Forever after it was dedicated in November 1982, the white marble Lincoln and the Washington Monument would be reflected in the polished black granite walls, superimposed with the faces of the living contemplating their own visages within the names of the dead.
Lin's submission out of more than 1,400 blind entries had been designed as a project for her architecture class at Yale. She was 21. She visited the site beforehand, and within the first half-hour of walking and sketching, she felt her inspiration. "I had a simple impulse to cut into the earth," she wrote later. "I never looked at the memorial as a wall, an object, but as an edge to the earth, an opened side."
From submission to shovel, there were months of politics. In archival television footage of a fiery hearing where a veteran excoriates the design -- "Are we to honor our dead and our sacrifices to America with a black hole?" -- Lin sits in the audience, wearing a broad-brim hat with a bow; her face seeming stricken, she looks down at her lap.
She left Washington tougher, wiser and suddenly a young art superstar.
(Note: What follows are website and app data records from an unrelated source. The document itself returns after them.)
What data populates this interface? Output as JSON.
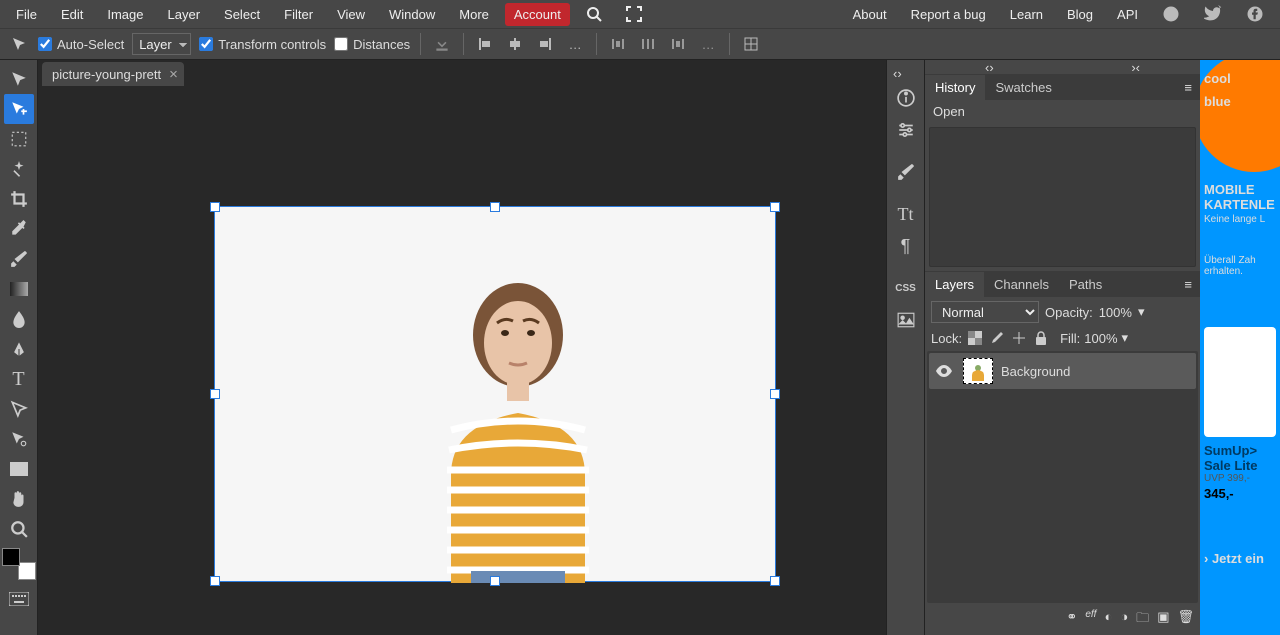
{
  "menu": {
    "items": [
      "File",
      "Edit",
      "Image",
      "Layer",
      "Select",
      "Filter",
      "View",
      "Window",
      "More"
    ],
    "account": "Account",
    "right": [
      "About",
      "Report a bug",
      "Learn",
      "Blog",
      "API"
    ]
  },
  "options": {
    "auto_select": "Auto-Select",
    "layer_select": "Layer",
    "transform": "Transform controls",
    "distances": "Distances",
    "auto_select_checked": true,
    "transform_checked": true,
    "distances_checked": false
  },
  "document": {
    "tab": "picture-young-prett"
  },
  "panels": {
    "history": {
      "tabs": [
        "History",
        "Swatches"
      ],
      "entry": "Open"
    },
    "layers": {
      "tabs": [
        "Layers",
        "Channels",
        "Paths"
      ],
      "blend_mode": "Normal",
      "opacity_label": "Opacity:",
      "opacity": "100%",
      "lock": "Lock:",
      "fill_label": "Fill:",
      "fill": "100%",
      "layer_name": "Background"
    }
  },
  "ad": {
    "logo1": "cool",
    "logo2": "blue",
    "h1": "MOBILE",
    "h2": "KARTENLE",
    "sub": "Keine lange L",
    "mid": "Überall Zah\nerhalten.",
    "product": "SumUp>\nSale Lite",
    "uvp": "UVP 399,-",
    "price": "345,-",
    "cta": "› Jetzt ein"
  }
}
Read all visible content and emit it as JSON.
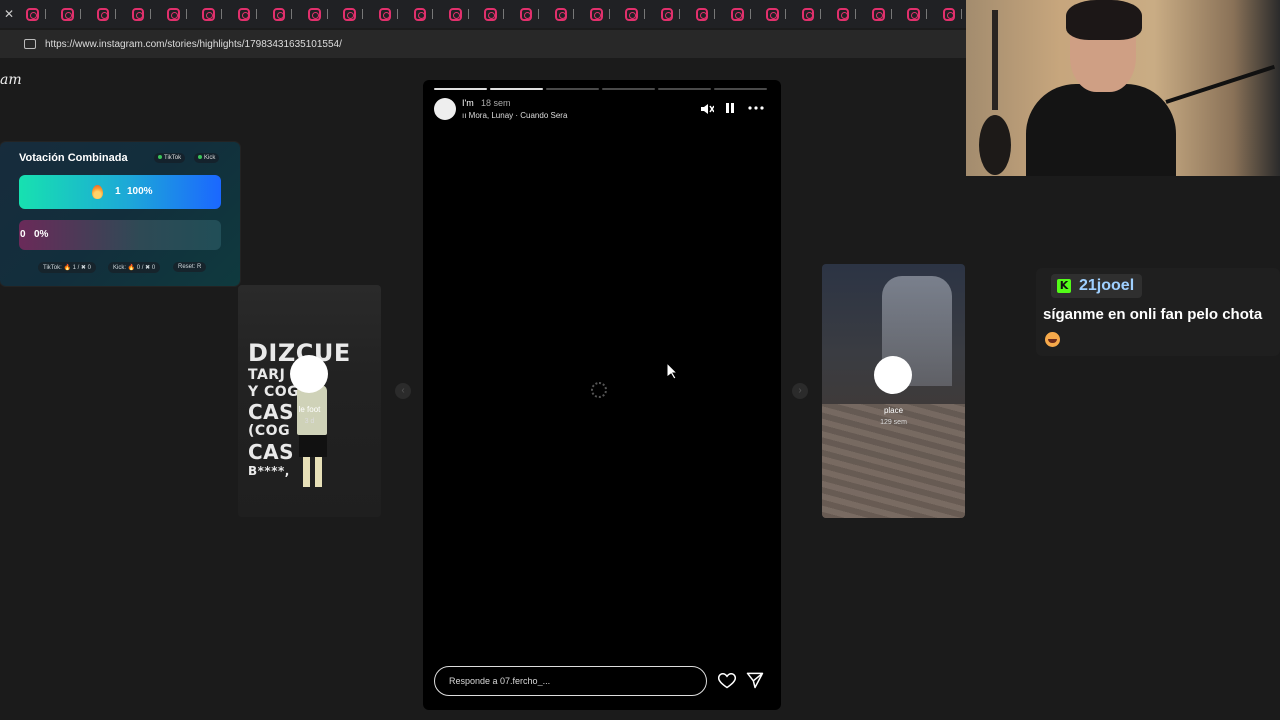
{
  "browser": {
    "url": "https://www.instagram.com/stories/highlights/17983431635101554/",
    "logo_text": "am",
    "tab_count": 27
  },
  "vote": {
    "title": "Votación Combinada",
    "tags": [
      "TikTok",
      "Kick"
    ],
    "option1": {
      "label": "1",
      "percent": "100%"
    },
    "option2": {
      "label": "0",
      "percent": "0%"
    },
    "footer": [
      "TikTok: 🔥 1 / ✖ 0",
      "Kick: 🔥 0 / ✖ 0",
      "Reset: R"
    ]
  },
  "left_card": {
    "lines": [
      "DIZCUE",
      "TARJ",
      "Y COG",
      "CAS",
      "(COG",
      "CAS",
      "B****,"
    ],
    "name": "le foot",
    "time": "3 d"
  },
  "right_card": {
    "name": "place",
    "time": "129 sem"
  },
  "story": {
    "username": "I'm",
    "time": "18 sem",
    "music": "Mora, Lunay · Cuando Sera",
    "reply_placeholder": "Responde a 07.fercho_...",
    "progress_segments": 6,
    "progress_filled_fraction": 1
  },
  "chat": {
    "username": "21jooel",
    "message": "síganme en onli fan pelo chota"
  },
  "colors": {
    "kick_green": "#53fc18",
    "instagram_pink": "#e1306c",
    "bar_gradient_start": "#17e1b0",
    "bar_gradient_end": "#1b67ff"
  }
}
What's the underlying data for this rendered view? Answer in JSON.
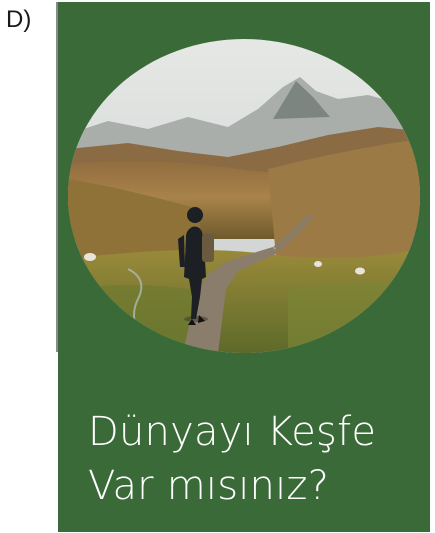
{
  "option": {
    "letter": "D)"
  },
  "poster": {
    "background_color": "#3b6a39",
    "headline_line1": "Dünyayı Keşfe",
    "headline_line2": "Var mısınız?",
    "photo_subject": "hiker-on-mountain-trail"
  }
}
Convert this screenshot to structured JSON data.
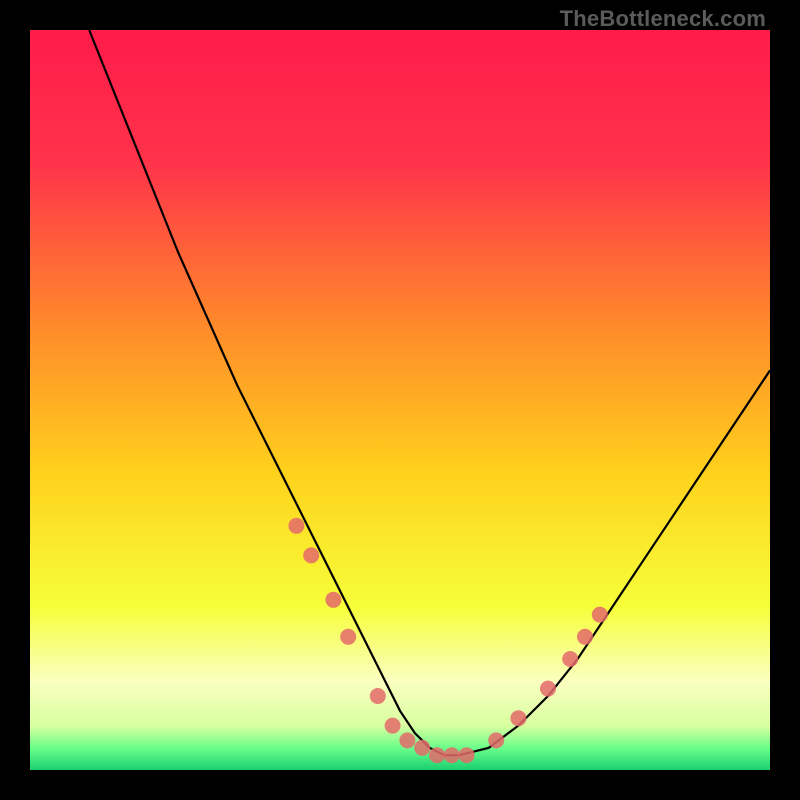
{
  "watermark": "TheBottleneck.com",
  "colors": {
    "top": "#ff1b4a",
    "mid_upper": "#ff7a2f",
    "mid": "#ffd21c",
    "mid_lower": "#f6ff3a",
    "pale": "#faffc0",
    "green": "#21e07a",
    "curve": "#000000",
    "marker": "#e46a6a",
    "frame_bg": "#000000"
  },
  "chart_data": {
    "type": "line",
    "title": "",
    "xlabel": "",
    "ylabel": "",
    "xlim": [
      0,
      100
    ],
    "ylim": [
      0,
      100
    ],
    "series": [
      {
        "name": "bottleneck-curve",
        "x": [
          8,
          12,
          16,
          20,
          24,
          28,
          32,
          36,
          40,
          44,
          46,
          48,
          50,
          52,
          54,
          56,
          58,
          62,
          66,
          70,
          74,
          78,
          82,
          86,
          90,
          94,
          98,
          100
        ],
        "y": [
          100,
          90,
          80,
          70,
          61,
          52,
          44,
          36,
          28,
          20,
          16,
          12,
          8,
          5,
          3,
          2,
          2,
          3,
          6,
          10,
          15,
          21,
          27,
          33,
          39,
          45,
          51,
          54
        ]
      }
    ],
    "markers": [
      {
        "x": 36,
        "y": 33
      },
      {
        "x": 38,
        "y": 29
      },
      {
        "x": 41,
        "y": 23
      },
      {
        "x": 43,
        "y": 18
      },
      {
        "x": 47,
        "y": 10
      },
      {
        "x": 49,
        "y": 6
      },
      {
        "x": 51,
        "y": 4
      },
      {
        "x": 53,
        "y": 3
      },
      {
        "x": 55,
        "y": 2
      },
      {
        "x": 57,
        "y": 2
      },
      {
        "x": 59,
        "y": 2
      },
      {
        "x": 63,
        "y": 4
      },
      {
        "x": 66,
        "y": 7
      },
      {
        "x": 70,
        "y": 11
      },
      {
        "x": 73,
        "y": 15
      },
      {
        "x": 75,
        "y": 18
      },
      {
        "x": 77,
        "y": 21
      }
    ],
    "gradient_stops": [
      {
        "offset": 0.0,
        "color": "#ff1b4a"
      },
      {
        "offset": 0.18,
        "color": "#ff334a"
      },
      {
        "offset": 0.4,
        "color": "#ff8a2a"
      },
      {
        "offset": 0.6,
        "color": "#ffd21c"
      },
      {
        "offset": 0.78,
        "color": "#f6ff3a"
      },
      {
        "offset": 0.88,
        "color": "#faffc0"
      },
      {
        "offset": 0.94,
        "color": "#d9ffa0"
      },
      {
        "offset": 0.97,
        "color": "#6bff8a"
      },
      {
        "offset": 1.0,
        "color": "#19d070"
      }
    ]
  }
}
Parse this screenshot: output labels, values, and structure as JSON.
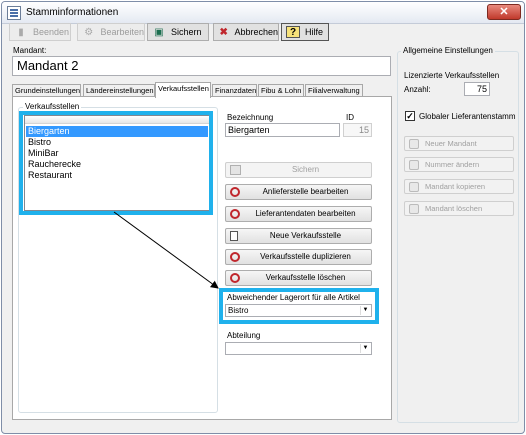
{
  "window": {
    "title": "Stamminformationen",
    "close_label": "✕"
  },
  "toolbar": {
    "beenden": "Beenden",
    "bearbeiten": "Bearbeiten",
    "sichern": "Sichern",
    "abbrechen": "Abbrechen",
    "hilfe": "Hilfe"
  },
  "mandant": {
    "label": "Mandant:",
    "value": "Mandant 2"
  },
  "tabs": [
    "Grundeinstellungen",
    "Ländereinstellungen",
    "Verkaufsstellen",
    "Finanzdaten",
    "Fibu & Lohn",
    "Filialverwaltung"
  ],
  "verkaufsstellen": {
    "group_title": "Verkaufsstellen",
    "items": [
      "Biergarten",
      "Bistro",
      "MiniBar",
      "Raucherecke",
      "Restaurant"
    ],
    "selected": "Biergarten"
  },
  "detail": {
    "bezeichnung_label": "Bezeichnung",
    "id_label": "ID",
    "bezeichnung_value": "Biergarten",
    "id_value": "15"
  },
  "actions": {
    "sichern": "Sichern",
    "anlieferstelle": "Anlieferstelle bearbeiten",
    "lieferantendaten": "Lieferantendaten bearbeiten",
    "neue": "Neue Verkaufsstelle",
    "duplizieren": "Verkaufsstelle duplizieren",
    "loeschen": "Verkaufsstelle löschen"
  },
  "lagerort": {
    "label": "Abweichender Lagerort für alle Artikel",
    "value": "Bistro"
  },
  "abteilung": {
    "label": "Abteilung",
    "value": ""
  },
  "right_panel": {
    "group_title": "Allgemeine Einstellungen",
    "lizenz_label": "Lizenzierte Verkaufsstellen",
    "anzahl_label": "Anzahl:",
    "anzahl_value": "75",
    "global_label": "Globaler Lieferantenstamm",
    "global_checked": true,
    "neuer_mandant": "Neuer Mandant",
    "nummer_aendern": "Nummer ändern",
    "mandant_kopieren": "Mandant kopieren",
    "mandant_loeschen": "Mandant löschen"
  },
  "colors": {
    "highlight": "#1fb1ec",
    "selection": "#3399ff",
    "icon_red": "#c0272d"
  }
}
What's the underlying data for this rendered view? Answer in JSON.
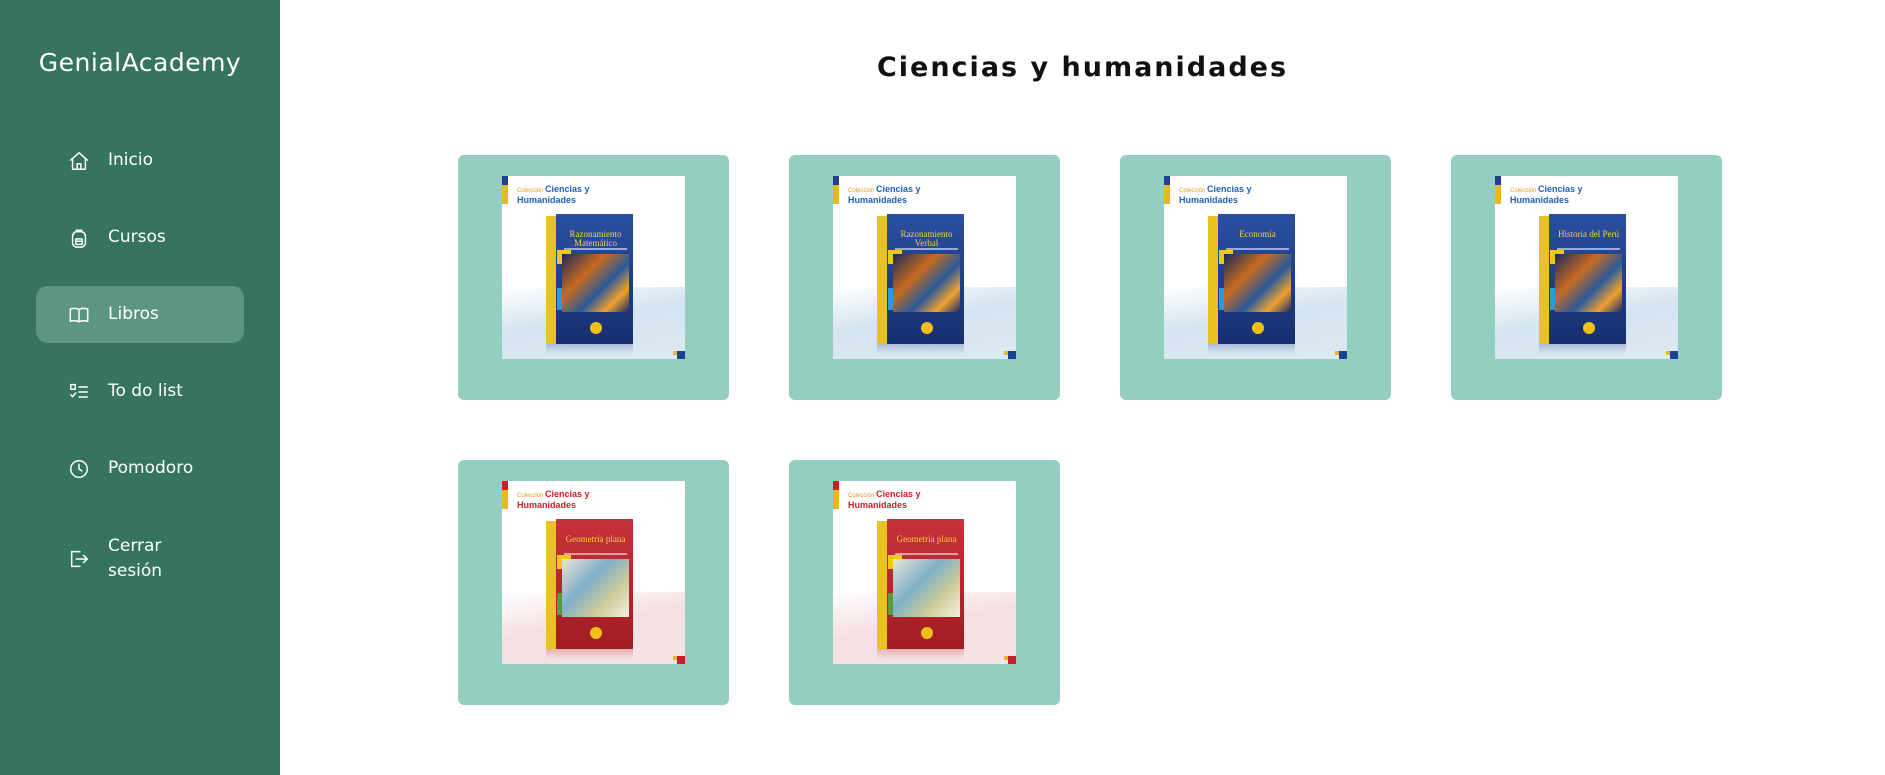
{
  "app": {
    "brand": "GenialAcademy"
  },
  "nav": {
    "items": [
      {
        "key": "inicio",
        "label": "Inicio",
        "icon": "home-icon",
        "active": false
      },
      {
        "key": "cursos",
        "label": "Cursos",
        "icon": "backpack-icon",
        "active": false
      },
      {
        "key": "libros",
        "label": "Libros",
        "icon": "book-icon",
        "active": true
      },
      {
        "key": "todo",
        "label": "To do list",
        "icon": "checklist-icon",
        "active": false
      },
      {
        "key": "pomodoro",
        "label": "Pomodoro",
        "icon": "clock-icon",
        "active": false
      },
      {
        "key": "logout",
        "label": "Cerrar sesión",
        "icon": "logout-icon",
        "active": false
      }
    ]
  },
  "page": {
    "title": "Ciencias y humanidades"
  },
  "books": [
    {
      "title": "Razonamiento Matemático",
      "theme": "blue",
      "series_prefix": "Colección",
      "series": "Ciencias y Humanidades"
    },
    {
      "title": "Razonamiento Verbal",
      "theme": "blue",
      "series_prefix": "Colección",
      "series": "Ciencias y Humanidades"
    },
    {
      "title": "Economía",
      "theme": "blue",
      "series_prefix": "Colección",
      "series": "Ciencias y Humanidades"
    },
    {
      "title": "Historia del Perú",
      "theme": "blue",
      "series_prefix": "Colección",
      "series": "Ciencias y Humanidades"
    },
    {
      "title": "Geometría plana",
      "theme": "red",
      "series_prefix": "Colección",
      "series": "Ciencias y Humanidades"
    },
    {
      "title": "Geometría plana",
      "theme": "red",
      "series_prefix": "Colección",
      "series": "Ciencias y Humanidades"
    }
  ],
  "colors": {
    "sidebar": "#36745f",
    "active_item": "#5d9584",
    "card_bg": "#93cec0",
    "blue_box": "#1c3f8c",
    "red_box": "#b7262c"
  }
}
Her new burden was that of T.S. Eliot, Orson Welles, Bob Dylan -- how to escape the suffocating shadow of the acclaimed early work?
It took nearly 15 years before she would talk publicly about her Washington experience. She was busy processing the precocious success and controversy, trying to figure out who she was as an artist. And she was working hard at her art -- "obsessively," she says. Her instinct was, don't look back, keep creating.
"It's not bad memories," she says now, recalling her first artistic foray in Washington. "Let's put it this way: I didn't have a really nice time."